## ABOUT THIS EXERCISE
If a line in the records contains the string "data", show that line.

## GIVEN RECORDS

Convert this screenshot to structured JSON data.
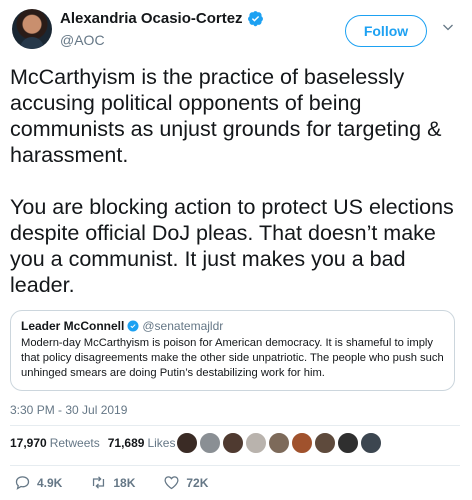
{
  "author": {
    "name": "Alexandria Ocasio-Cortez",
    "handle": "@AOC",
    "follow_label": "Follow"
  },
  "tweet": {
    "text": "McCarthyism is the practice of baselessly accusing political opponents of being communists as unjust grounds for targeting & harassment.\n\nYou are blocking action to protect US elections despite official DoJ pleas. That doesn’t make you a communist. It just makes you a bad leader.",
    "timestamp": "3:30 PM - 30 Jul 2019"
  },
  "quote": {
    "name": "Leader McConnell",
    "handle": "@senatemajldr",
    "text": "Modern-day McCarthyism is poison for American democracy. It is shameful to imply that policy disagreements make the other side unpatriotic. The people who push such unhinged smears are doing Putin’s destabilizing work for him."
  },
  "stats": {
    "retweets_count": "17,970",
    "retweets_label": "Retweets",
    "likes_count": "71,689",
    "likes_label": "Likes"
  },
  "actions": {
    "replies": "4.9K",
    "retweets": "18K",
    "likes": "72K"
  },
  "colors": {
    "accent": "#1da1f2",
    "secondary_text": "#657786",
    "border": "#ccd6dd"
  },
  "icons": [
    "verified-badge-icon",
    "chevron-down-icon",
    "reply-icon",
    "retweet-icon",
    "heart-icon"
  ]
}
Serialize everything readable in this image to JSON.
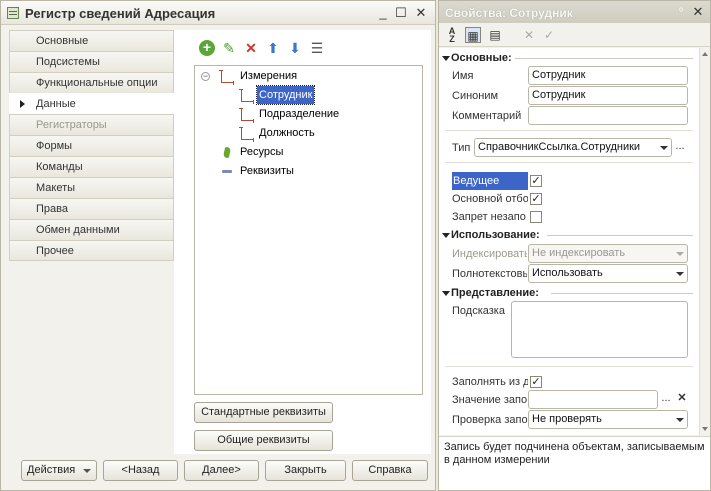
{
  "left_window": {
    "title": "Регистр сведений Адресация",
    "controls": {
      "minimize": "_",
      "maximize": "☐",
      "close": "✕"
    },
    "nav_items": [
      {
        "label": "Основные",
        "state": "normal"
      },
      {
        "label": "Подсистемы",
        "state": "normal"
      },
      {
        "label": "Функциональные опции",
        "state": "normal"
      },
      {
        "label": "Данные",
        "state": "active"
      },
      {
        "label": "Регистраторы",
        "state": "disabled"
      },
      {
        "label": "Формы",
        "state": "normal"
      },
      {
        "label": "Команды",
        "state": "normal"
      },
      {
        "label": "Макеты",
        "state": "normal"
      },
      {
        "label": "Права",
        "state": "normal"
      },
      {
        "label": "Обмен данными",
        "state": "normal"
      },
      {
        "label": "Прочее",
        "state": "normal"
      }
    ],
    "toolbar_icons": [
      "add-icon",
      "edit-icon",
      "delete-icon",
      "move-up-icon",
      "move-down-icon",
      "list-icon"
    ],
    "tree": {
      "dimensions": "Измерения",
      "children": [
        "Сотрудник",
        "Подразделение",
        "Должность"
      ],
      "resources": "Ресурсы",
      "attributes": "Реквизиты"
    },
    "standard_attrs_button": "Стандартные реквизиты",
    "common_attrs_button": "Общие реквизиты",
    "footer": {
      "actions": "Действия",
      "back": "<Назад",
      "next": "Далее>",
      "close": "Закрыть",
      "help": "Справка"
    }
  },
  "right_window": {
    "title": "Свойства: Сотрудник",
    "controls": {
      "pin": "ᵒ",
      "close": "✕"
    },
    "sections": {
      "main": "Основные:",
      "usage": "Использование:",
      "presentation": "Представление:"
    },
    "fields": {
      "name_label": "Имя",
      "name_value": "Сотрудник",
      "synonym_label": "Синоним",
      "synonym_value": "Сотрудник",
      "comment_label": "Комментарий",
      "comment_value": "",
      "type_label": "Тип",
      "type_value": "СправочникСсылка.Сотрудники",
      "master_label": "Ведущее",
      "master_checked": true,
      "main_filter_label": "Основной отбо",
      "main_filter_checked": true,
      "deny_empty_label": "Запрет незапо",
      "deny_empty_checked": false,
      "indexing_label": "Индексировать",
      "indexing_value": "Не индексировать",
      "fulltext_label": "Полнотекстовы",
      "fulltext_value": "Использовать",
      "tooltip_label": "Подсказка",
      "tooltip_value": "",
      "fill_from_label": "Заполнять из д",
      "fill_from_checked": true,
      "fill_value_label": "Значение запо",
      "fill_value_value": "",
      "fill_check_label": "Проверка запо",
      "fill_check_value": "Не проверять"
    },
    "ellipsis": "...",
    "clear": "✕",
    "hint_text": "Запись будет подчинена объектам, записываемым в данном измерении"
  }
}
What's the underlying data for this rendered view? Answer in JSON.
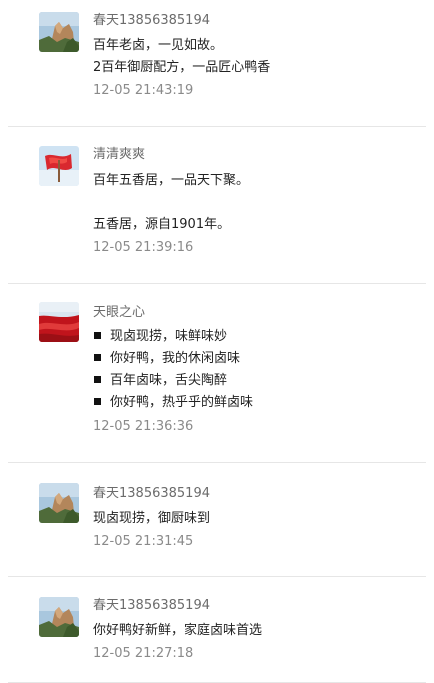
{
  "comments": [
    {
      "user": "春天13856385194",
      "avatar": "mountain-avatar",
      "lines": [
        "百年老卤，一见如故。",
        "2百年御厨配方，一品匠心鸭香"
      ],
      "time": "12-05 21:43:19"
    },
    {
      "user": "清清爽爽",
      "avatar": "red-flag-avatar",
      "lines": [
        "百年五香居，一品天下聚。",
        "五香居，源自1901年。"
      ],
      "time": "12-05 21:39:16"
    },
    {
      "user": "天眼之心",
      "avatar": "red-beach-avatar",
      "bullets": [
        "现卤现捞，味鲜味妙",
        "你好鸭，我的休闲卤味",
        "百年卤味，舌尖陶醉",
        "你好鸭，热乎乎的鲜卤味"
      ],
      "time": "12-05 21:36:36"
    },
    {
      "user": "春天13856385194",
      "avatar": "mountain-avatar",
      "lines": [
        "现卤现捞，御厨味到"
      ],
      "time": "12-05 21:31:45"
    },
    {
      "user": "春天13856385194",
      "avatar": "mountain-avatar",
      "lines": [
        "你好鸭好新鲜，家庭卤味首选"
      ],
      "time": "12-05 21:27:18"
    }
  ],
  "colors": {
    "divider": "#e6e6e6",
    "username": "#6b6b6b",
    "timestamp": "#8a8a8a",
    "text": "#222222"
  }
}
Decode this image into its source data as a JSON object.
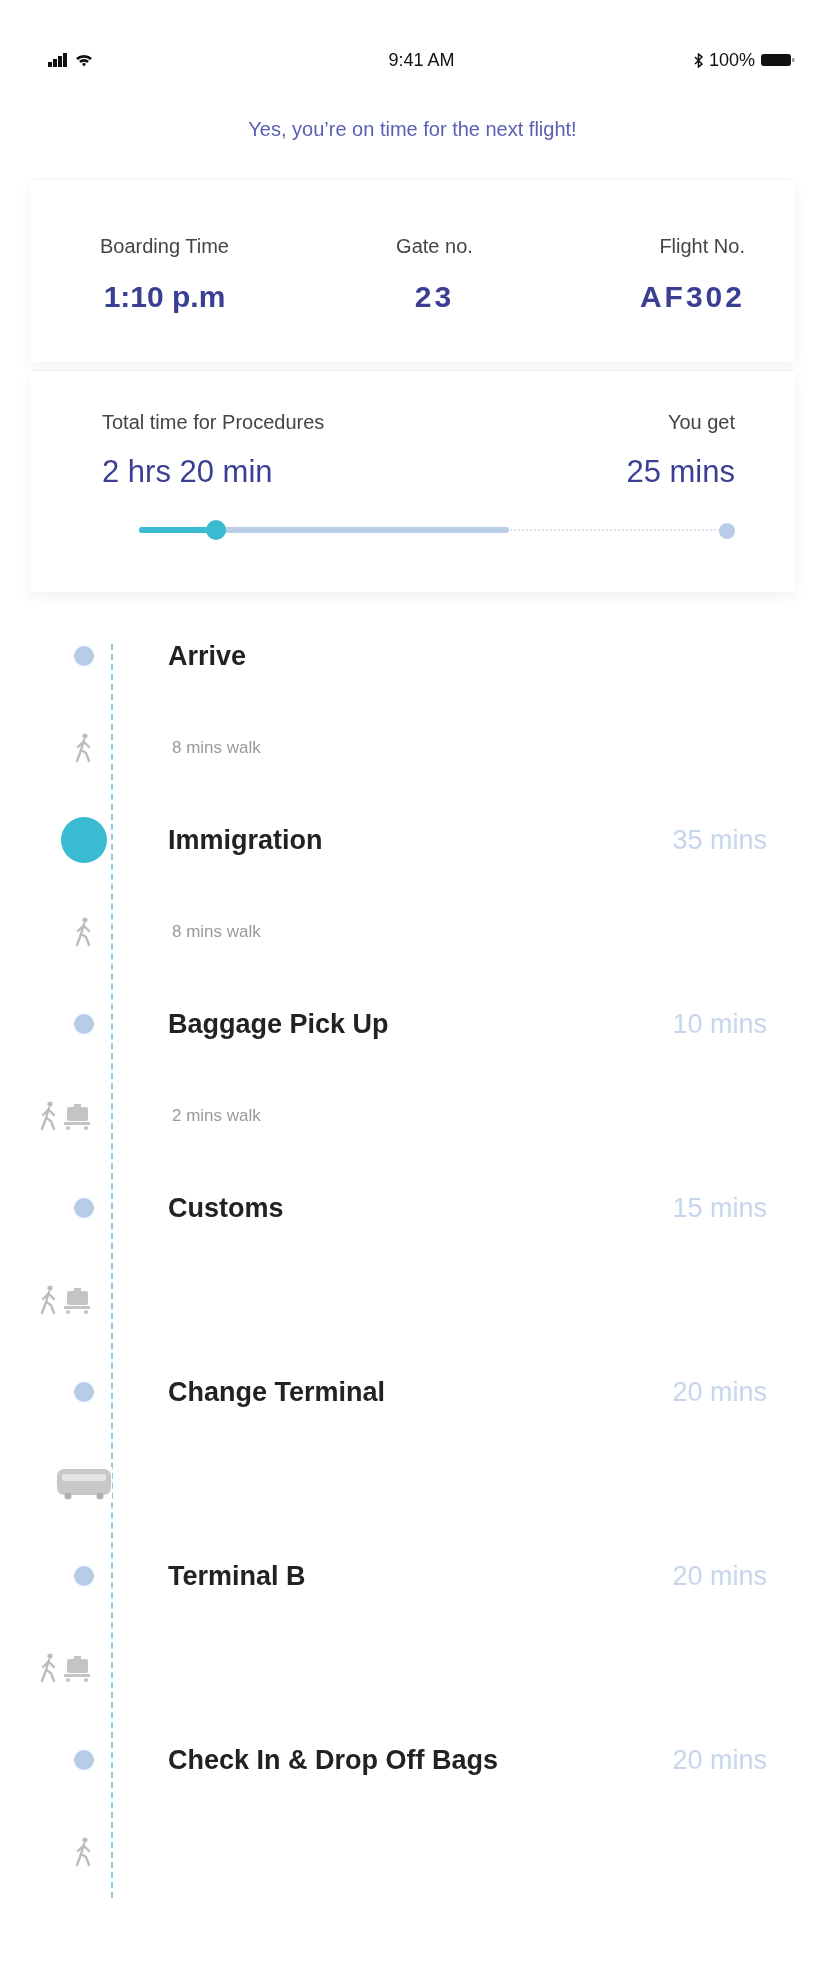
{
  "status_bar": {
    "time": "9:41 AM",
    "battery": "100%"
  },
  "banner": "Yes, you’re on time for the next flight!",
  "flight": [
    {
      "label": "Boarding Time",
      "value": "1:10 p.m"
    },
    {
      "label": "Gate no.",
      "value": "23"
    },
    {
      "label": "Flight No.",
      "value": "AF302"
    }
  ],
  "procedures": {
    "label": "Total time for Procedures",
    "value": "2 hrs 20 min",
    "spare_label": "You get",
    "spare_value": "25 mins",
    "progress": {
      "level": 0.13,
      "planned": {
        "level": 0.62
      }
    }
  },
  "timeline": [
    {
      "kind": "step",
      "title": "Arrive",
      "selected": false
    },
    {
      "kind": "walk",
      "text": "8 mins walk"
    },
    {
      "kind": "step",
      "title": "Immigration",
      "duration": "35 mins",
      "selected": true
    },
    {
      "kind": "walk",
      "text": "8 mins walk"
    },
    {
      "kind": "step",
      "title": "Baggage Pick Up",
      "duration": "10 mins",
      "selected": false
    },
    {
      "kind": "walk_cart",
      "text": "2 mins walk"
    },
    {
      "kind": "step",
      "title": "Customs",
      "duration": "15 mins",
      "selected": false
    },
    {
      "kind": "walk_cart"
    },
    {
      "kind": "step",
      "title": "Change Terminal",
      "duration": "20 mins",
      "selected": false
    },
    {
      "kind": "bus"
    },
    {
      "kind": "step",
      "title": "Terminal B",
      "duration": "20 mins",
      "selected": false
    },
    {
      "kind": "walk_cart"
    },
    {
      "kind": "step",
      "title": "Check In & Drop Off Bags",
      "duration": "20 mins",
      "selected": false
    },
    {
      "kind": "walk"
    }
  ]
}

## EXERCISE RESULT
Convert this screenshot to structured JSON data.
What's the underlying data for this rendered view? Answer in JSON.
Decode this image into its source data as a JSON object.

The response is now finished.